> [Your assignment] Each record below is to be set down again precisely.

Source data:

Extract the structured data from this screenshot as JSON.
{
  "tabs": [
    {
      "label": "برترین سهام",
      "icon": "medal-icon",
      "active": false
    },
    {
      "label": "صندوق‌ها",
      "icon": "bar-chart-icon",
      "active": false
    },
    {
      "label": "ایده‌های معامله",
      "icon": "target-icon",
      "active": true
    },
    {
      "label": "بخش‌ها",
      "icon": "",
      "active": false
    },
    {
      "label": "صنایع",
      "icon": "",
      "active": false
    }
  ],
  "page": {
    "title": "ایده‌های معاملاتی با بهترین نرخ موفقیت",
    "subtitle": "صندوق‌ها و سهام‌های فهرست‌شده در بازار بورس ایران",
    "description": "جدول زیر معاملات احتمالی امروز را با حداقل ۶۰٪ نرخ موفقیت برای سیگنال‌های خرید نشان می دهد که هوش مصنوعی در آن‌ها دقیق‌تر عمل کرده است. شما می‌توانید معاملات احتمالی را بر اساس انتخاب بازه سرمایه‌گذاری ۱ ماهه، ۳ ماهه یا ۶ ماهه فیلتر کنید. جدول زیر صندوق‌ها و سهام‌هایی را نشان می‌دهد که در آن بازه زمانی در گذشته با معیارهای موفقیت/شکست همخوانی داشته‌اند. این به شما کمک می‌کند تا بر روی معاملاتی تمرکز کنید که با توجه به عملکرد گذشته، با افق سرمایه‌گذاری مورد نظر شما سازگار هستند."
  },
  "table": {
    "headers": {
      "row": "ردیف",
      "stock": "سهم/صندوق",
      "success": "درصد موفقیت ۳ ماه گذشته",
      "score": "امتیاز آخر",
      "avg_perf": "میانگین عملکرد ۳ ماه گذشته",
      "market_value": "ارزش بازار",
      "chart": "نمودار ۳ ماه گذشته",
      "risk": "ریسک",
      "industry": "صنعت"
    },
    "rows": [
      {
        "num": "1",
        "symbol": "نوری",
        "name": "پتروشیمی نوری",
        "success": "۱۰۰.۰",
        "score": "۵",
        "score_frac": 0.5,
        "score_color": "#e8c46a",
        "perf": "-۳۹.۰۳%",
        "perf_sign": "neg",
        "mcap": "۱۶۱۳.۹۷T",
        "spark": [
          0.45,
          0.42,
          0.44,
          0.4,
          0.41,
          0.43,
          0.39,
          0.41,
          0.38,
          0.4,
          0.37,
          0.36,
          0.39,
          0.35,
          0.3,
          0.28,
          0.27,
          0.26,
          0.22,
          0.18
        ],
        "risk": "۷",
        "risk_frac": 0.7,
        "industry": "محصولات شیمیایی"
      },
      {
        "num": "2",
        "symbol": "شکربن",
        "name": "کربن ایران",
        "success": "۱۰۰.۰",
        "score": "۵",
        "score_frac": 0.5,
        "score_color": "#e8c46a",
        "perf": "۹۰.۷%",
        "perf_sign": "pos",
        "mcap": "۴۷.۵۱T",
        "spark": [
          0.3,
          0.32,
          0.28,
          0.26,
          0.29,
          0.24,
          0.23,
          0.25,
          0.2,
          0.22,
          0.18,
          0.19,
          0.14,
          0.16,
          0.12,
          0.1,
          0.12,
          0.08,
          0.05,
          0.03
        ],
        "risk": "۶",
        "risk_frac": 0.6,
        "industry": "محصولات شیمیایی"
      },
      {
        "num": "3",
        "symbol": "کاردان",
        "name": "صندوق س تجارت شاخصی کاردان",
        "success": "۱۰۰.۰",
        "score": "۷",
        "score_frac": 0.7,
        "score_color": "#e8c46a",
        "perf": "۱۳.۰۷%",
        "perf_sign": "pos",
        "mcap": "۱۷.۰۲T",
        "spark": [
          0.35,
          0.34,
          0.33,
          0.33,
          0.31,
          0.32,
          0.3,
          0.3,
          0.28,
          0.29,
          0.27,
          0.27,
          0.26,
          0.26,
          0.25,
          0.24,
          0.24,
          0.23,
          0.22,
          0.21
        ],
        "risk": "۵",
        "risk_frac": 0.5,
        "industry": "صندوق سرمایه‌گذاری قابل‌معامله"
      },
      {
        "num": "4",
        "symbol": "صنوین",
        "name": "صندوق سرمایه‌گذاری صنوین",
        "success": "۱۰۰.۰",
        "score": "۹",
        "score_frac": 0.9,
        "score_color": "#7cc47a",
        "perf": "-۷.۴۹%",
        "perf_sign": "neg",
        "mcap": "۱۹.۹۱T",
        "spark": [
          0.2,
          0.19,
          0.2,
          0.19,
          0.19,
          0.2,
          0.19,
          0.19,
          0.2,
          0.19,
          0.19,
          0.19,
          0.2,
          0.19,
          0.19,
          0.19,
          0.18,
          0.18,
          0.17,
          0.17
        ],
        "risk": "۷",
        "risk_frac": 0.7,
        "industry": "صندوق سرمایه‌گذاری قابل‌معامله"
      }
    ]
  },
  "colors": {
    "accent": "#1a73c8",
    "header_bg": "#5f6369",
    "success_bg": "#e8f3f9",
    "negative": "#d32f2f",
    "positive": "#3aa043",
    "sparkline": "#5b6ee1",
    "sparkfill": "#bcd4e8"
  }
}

> [Written answer]
Extract the structured data from this screenshot as JSON.
{
  "tabs": [
    {
      "label": "برترین سهام",
      "icon": "medal-icon",
      "active": false
    },
    {
      "label": "صندوق‌ها",
      "icon": "bar-chart-icon",
      "active": false
    },
    {
      "label": "ایده‌های معامله",
      "icon": "target-icon",
      "active": true
    },
    {
      "label": "بخش‌ها",
      "icon": "",
      "active": false
    },
    {
      "label": "صنایع",
      "icon": "",
      "active": false
    }
  ],
  "page": {
    "title": "ایده‌های معاملاتی با بهترین نرخ موفقیت",
    "subtitle": "صندوق‌ها و سهام‌های فهرست‌شده در بازار بورس ایران",
    "description": "جدول زیر معاملات احتمالی امروز را با حداقل ۶۰٪ نرخ موفقیت برای سیگنال‌های خرید نشان می دهد که هوش مصنوعی در آن‌ها دقیق‌تر عمل کرده است. شما می‌توانید معاملات احتمالی را بر اساس انتخاب بازه سرمایه‌گذاری ۱ ماهه، ۳ ماهه یا ۶ ماهه فیلتر کنید. جدول زیر صندوق‌ها و سهام‌هایی را نشان می‌دهد که در آن بازه زمانی در گذشته با معیارهای موفقیت/شکست همخوانی داشته‌اند. این به شما کمک می‌کند تا بر روی معاملاتی تمرکز کنید که با توجه به عملکرد گذشته، با افق سرمایه‌گذاری مورد نظر شما سازگار هستند."
  },
  "table": {
    "headers": {
      "row": "ردیف",
      "stock": "سهم/صندوق",
      "success": "درصد موفقیت ۳ ماه گذشته",
      "score": "امتیاز آخر",
      "avg_perf": "میانگین عملکرد ۳ ماه گذشته",
      "market_value": "ارزش بازار",
      "chart": "نمودار ۳ ماه گذشته",
      "risk": "ریسک",
      "industry": "صنعت"
    },
    "rows": [
      {
        "num": "1",
        "symbol": "نوری",
        "name": "پتروشیمی نوری",
        "success": "۱۰۰.۰",
        "score": "۵",
        "score_frac": 0.5,
        "score_color": "#e8c46a",
        "perf": "-۳۹.۰۳%",
        "perf_sign": "neg",
        "mcap": "۱۶۱۳.۹۷T",
        "spark": [
          0.45,
          0.42,
          0.44,
          0.4,
          0.41,
          0.43,
          0.39,
          0.41,
          0.38,
          0.4,
          0.37,
          0.36,
          0.39,
          0.35,
          0.3,
          0.28,
          0.27,
          0.26,
          0.22,
          0.18
        ],
        "risk": "۷",
        "risk_frac": 0.7,
        "industry": "محصولات شیمیایی"
      },
      {
        "num": "2",
        "symbol": "شکربن",
        "name": "کربن ایران",
        "success": "۱۰۰.۰",
        "score": "۵",
        "score_frac": 0.5,
        "score_color": "#e8c46a",
        "perf": "۹۰.۷%",
        "perf_sign": "pos",
        "mcap": "۴۷.۵۱T",
        "spark": [
          0.3,
          0.32,
          0.28,
          0.26,
          0.29,
          0.24,
          0.23,
          0.25,
          0.2,
          0.22,
          0.18,
          0.19,
          0.14,
          0.16,
          0.12,
          0.1,
          0.12,
          0.08,
          0.05,
          0.03
        ],
        "risk": "۶",
        "risk_frac": 0.6,
        "industry": "محصولات شیمیایی"
      },
      {
        "num": "3",
        "symbol": "کاردان",
        "name": "صندوق س تجارت شاخصی کاردان",
        "success": "۱۰۰.۰",
        "score": "۷",
        "score_frac": 0.7,
        "score_color": "#e8c46a",
        "perf": "۱۳.۰۷%",
        "perf_sign": "pos",
        "mcap": "۱۷.۰۲T",
        "spark": [
          0.35,
          0.34,
          0.33,
          0.33,
          0.31,
          0.32,
          0.3,
          0.3,
          0.28,
          0.29,
          0.27,
          0.27,
          0.26,
          0.26,
          0.25,
          0.24,
          0.24,
          0.23,
          0.22,
          0.21
        ],
        "risk": "۵",
        "risk_frac": 0.5,
        "industry": "صندوق سرمایه‌گذاری قابل‌معامله"
      },
      {
        "num": "4",
        "symbol": "صنوین",
        "name": "صندوق سرمایه‌گذاری صنوین",
        "success": "۱۰۰.۰",
        "score": "۹",
        "score_frac": 0.9,
        "score_color": "#7cc47a",
        "perf": "-۷.۴۹%",
        "perf_sign": "neg",
        "mcap": "۱۹.۹۱T",
        "spark": [
          0.2,
          0.19,
          0.2,
          0.19,
          0.19,
          0.2,
          0.19,
          0.19,
          0.2,
          0.19,
          0.19,
          0.19,
          0.2,
          0.19,
          0.19,
          0.19,
          0.18,
          0.18,
          0.17,
          0.17
        ],
        "risk": "۷",
        "risk_frac": 0.7,
        "industry": "صندوق سرمایه‌گذاری قابل‌معامله"
      }
    ]
  },
  "colors": {
    "accent": "#1a73c8",
    "header_bg": "#5f6369",
    "success_bg": "#e8f3f9",
    "negative": "#d32f2f",
    "positive": "#3aa043",
    "sparkline": "#5b6ee1",
    "sparkfill": "#bcd4e8"
  }
}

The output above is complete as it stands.